- _EXERCISE DESCRIPTION_: Reproduce the entries that follow exactly, dropping each image.

- _RECORD SET_:
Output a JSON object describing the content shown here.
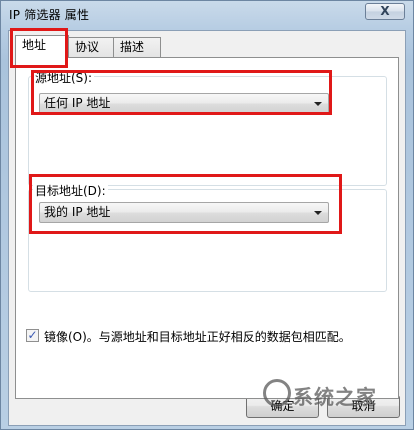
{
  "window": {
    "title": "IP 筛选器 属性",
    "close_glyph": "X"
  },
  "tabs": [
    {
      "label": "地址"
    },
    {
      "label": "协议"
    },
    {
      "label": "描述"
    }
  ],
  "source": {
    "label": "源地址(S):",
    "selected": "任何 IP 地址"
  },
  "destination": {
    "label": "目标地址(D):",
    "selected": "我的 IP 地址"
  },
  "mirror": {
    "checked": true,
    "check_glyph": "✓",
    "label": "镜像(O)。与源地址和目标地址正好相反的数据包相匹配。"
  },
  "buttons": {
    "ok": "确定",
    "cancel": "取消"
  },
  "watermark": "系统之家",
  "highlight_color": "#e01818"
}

- _EXERCISE RESPONSE_:
Output a JSON object describing the content shown here.
{
  "window": {
    "title": "IP 筛选器 属性",
    "close_glyph": "X"
  },
  "tabs": [
    {
      "label": "地址"
    },
    {
      "label": "协议"
    },
    {
      "label": "描述"
    }
  ],
  "source": {
    "label": "源地址(S):",
    "selected": "任何 IP 地址"
  },
  "destination": {
    "label": "目标地址(D):",
    "selected": "我的 IP 地址"
  },
  "mirror": {
    "checked": true,
    "check_glyph": "✓",
    "label": "镜像(O)。与源地址和目标地址正好相反的数据包相匹配。"
  },
  "buttons": {
    "ok": "确定",
    "cancel": "取消"
  },
  "watermark": "系统之家",
  "highlight_color": "#e01818"
}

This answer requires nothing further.